After opening below the dotted line, the Indian stock market indices witnessed some momentum in the morning session. However, with the earthquake in Japan and sustained worries over crude and food prices, stocks moved further into negative territory. While the BSE-Sensex closed 154 points lower (a 0.8% decline), the NSE-Nifty closed lower by 49 points (down 0.9%). The BSE Midcap and the BSE Small cap indices, however were worse off. They were both trading over 1% lower. Regarding the sectoral indices, metal and IT stocks saw declines. However oil and gas stocks did see some gains, while FMCG stocks remained flat.

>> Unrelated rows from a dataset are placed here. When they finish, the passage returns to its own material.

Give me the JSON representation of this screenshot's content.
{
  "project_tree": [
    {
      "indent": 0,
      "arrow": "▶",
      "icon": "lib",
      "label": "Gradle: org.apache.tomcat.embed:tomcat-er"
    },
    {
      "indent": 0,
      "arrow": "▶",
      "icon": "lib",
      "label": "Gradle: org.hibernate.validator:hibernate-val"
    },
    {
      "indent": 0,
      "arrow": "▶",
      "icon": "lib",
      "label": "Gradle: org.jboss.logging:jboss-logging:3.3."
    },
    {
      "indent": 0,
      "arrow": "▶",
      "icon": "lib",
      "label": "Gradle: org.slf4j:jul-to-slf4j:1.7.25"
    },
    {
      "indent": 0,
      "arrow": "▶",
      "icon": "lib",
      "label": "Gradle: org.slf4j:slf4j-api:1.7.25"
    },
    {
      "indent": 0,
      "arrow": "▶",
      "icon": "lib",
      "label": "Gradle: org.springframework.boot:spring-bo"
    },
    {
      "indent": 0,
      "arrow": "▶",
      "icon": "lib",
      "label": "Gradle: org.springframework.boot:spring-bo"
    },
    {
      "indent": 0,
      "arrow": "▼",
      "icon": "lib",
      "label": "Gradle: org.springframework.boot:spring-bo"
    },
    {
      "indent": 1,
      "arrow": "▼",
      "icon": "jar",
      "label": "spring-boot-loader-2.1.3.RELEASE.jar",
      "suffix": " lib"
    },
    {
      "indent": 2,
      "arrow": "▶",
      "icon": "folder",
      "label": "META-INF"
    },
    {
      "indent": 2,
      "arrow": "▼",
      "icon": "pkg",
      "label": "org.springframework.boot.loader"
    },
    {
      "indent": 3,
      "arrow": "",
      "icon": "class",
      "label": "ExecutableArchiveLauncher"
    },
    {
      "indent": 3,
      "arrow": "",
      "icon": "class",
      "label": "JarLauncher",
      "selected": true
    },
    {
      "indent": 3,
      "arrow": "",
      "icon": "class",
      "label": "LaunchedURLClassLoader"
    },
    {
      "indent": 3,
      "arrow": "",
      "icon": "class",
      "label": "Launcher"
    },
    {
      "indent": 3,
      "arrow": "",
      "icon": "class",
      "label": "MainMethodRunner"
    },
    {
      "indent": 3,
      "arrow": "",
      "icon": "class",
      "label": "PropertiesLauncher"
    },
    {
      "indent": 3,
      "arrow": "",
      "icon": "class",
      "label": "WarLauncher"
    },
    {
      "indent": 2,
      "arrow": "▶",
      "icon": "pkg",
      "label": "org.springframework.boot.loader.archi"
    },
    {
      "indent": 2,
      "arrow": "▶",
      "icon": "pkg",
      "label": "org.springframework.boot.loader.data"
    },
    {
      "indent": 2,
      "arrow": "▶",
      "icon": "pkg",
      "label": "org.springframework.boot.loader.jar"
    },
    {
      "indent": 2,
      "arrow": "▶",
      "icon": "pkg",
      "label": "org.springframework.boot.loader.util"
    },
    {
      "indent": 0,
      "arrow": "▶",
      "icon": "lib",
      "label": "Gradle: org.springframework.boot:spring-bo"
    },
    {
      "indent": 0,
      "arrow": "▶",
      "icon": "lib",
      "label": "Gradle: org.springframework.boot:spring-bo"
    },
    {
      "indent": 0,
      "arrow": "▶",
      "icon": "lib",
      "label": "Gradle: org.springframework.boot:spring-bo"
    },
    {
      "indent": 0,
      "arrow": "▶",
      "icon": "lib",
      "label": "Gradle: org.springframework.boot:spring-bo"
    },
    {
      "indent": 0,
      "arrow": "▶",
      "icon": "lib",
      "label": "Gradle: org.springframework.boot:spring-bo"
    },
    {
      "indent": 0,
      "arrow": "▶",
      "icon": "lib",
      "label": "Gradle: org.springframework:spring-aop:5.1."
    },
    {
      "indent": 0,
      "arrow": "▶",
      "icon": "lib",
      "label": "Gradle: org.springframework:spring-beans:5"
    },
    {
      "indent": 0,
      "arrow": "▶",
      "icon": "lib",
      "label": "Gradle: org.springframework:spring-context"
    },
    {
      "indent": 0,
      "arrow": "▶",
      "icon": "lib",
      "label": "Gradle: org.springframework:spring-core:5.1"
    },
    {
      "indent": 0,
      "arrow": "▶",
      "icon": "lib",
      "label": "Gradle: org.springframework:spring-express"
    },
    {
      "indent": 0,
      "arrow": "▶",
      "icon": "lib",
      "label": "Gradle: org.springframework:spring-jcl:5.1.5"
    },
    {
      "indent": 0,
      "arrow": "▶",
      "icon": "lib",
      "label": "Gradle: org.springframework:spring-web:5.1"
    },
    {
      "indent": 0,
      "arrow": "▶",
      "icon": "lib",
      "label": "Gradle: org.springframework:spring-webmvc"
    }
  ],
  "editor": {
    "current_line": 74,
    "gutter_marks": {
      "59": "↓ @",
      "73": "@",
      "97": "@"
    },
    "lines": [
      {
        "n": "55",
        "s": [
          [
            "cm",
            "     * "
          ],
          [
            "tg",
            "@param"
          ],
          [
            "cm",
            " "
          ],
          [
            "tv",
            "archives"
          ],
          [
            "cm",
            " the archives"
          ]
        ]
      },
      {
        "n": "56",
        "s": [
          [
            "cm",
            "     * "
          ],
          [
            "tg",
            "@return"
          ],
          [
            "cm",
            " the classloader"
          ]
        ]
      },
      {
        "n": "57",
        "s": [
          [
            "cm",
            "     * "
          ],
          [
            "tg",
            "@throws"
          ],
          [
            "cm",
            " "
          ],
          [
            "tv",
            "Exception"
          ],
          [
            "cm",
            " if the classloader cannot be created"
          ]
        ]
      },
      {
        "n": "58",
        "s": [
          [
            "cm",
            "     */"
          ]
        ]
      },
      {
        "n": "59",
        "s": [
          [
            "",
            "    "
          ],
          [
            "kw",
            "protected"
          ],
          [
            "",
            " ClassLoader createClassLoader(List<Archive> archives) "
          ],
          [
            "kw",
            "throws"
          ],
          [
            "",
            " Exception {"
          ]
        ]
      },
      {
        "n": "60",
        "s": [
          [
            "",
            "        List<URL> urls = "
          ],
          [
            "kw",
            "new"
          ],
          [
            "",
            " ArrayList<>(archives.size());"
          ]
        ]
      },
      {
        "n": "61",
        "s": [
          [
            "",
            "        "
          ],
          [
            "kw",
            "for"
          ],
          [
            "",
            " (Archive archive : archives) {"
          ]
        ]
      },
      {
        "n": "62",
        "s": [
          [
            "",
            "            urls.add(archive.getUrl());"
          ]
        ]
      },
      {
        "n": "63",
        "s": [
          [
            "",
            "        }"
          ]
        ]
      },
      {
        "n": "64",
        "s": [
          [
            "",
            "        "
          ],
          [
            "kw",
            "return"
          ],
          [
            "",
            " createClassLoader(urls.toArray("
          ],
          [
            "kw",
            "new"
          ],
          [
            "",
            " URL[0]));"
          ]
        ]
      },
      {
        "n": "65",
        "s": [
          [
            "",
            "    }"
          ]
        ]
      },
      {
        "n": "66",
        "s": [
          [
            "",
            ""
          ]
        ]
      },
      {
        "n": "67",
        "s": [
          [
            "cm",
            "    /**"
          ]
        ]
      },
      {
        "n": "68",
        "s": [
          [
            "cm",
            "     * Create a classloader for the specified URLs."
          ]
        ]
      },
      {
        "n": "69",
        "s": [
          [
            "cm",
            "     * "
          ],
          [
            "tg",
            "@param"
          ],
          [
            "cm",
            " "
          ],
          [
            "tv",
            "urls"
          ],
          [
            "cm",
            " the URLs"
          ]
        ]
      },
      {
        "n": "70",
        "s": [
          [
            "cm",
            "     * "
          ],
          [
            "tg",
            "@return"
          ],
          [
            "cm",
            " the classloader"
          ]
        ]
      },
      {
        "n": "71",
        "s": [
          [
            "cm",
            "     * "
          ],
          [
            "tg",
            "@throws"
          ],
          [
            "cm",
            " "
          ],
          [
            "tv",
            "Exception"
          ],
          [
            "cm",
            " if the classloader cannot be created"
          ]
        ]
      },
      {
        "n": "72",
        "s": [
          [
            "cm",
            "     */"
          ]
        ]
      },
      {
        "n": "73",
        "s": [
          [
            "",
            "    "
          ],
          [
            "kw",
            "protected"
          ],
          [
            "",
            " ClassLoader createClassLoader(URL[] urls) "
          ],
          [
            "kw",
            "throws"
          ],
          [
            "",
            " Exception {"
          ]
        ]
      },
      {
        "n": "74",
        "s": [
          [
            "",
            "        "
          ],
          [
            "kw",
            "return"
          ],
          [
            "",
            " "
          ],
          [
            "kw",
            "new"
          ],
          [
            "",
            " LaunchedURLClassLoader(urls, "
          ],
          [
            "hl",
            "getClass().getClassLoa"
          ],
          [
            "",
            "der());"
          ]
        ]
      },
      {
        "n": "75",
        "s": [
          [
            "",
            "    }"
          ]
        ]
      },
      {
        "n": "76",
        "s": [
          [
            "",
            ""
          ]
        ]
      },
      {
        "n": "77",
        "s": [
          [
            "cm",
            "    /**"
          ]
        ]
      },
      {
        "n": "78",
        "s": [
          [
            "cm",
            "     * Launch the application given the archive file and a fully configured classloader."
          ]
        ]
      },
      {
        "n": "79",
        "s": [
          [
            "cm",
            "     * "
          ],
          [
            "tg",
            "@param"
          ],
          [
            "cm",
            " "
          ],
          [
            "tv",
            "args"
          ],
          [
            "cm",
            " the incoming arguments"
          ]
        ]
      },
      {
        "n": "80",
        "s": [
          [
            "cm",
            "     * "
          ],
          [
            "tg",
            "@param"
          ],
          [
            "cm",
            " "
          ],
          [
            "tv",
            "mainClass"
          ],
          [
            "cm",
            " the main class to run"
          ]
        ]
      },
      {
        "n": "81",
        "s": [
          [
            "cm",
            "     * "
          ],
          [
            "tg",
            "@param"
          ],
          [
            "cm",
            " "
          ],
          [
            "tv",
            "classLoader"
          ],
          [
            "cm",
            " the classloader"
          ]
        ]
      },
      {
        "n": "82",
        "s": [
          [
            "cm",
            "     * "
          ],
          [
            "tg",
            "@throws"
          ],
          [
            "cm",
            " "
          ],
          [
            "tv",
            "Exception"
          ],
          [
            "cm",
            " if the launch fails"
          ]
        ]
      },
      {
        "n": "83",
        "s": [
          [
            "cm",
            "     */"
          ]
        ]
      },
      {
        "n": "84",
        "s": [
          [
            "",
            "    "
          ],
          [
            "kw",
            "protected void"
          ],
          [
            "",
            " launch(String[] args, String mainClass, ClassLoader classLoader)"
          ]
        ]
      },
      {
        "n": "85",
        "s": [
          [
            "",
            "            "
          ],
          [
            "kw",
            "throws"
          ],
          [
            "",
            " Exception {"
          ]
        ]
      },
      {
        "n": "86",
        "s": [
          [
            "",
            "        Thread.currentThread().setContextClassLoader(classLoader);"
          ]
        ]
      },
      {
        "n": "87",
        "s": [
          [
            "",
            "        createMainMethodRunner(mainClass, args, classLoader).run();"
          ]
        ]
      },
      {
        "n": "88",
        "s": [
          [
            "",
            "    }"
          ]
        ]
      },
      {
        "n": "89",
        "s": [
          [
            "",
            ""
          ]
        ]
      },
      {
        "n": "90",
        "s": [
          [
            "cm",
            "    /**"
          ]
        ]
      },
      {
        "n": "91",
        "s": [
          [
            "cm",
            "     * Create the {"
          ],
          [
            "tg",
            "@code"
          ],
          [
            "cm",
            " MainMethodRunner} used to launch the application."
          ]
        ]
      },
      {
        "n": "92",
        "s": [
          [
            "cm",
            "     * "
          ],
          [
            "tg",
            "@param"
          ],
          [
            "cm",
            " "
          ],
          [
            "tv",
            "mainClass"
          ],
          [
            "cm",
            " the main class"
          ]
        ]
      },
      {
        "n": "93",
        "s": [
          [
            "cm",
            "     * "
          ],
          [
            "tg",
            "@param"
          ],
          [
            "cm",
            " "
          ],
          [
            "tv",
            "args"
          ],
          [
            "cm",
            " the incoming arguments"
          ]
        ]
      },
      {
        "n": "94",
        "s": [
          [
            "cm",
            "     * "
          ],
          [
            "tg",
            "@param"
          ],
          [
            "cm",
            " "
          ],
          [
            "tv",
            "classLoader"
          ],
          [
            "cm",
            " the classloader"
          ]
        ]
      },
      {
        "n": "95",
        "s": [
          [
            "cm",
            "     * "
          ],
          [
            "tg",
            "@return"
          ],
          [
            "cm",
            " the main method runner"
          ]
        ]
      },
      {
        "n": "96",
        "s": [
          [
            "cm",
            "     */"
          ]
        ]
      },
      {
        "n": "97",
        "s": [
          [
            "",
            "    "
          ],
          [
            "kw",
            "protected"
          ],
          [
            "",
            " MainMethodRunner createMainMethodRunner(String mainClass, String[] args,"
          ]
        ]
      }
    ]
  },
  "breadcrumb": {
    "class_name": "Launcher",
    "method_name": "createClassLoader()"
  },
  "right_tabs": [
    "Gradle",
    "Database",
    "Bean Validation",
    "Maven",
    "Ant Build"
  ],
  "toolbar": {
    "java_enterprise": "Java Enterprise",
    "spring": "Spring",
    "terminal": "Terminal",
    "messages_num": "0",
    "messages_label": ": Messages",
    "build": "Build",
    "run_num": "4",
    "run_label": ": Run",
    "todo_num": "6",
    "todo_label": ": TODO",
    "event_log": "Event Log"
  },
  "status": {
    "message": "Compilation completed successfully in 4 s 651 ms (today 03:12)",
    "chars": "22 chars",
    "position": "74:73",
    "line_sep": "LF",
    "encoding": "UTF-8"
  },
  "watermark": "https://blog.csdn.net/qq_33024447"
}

As regards major global stock markets, all Asian indices were trading in the negative zone. The 8.9 magnitude earthquake and the subsequent tsunami in Japan sent stocks plummeting in the region. The Japanese stock market was the worst hit, falling 1.7%. All European indices also opened in the red. The rupee was trading at Rs 45.28 to the dollar at the time of writing.
In some relief to soaring oil prices, the government is likely to consider the abolition of a 5% customs duty on crude oil. This is in case prices continue move upwards to June 2008 levels. The price of Indian basket of crude stood at around US$ 129 per barrel in June 2008. On Feb 28 2011 (the day of the budget) the price of the basket of crude oil stood at US$ 109.6 per barrel. But oil prices are not seeing any signs of cool off due to continued unrest in the Middle East. Duty on crude contributes around 20% to the customs revenue kitty. If this is abolished, it will impact revenue collections significantly. Rising prices of this natural resource is already putting a huge burden on domestic oil marketing companies(OMCs). So far only petroleum has been deregulated, with other fuels are still subject to government control.
BHEL was one of the top losers in the Sensex today. This is possibly on the back of news that the company may miss its order growth target of Rs 600 bn (US$ 13.2 bn) in its order book for the current fiscal. The engineering company is facing some slowdown in domestic orders. BHEL is hoping to see some large contracts come in by March end, as its customers rush to meet their budgeted spending for the year. However, it may see some of these get pushed into FY12. The company bagged new orders worth Rs 360 bn in 9mFY11. It had an order backlog of Rs 1.6 trillion at the end of December 2010. It is a small comfort that its closest rival L&T had earlier warned that it also may not be able to meet its order book target for the year. Slower mobilization of funds for capex was one of the key reasons for the same.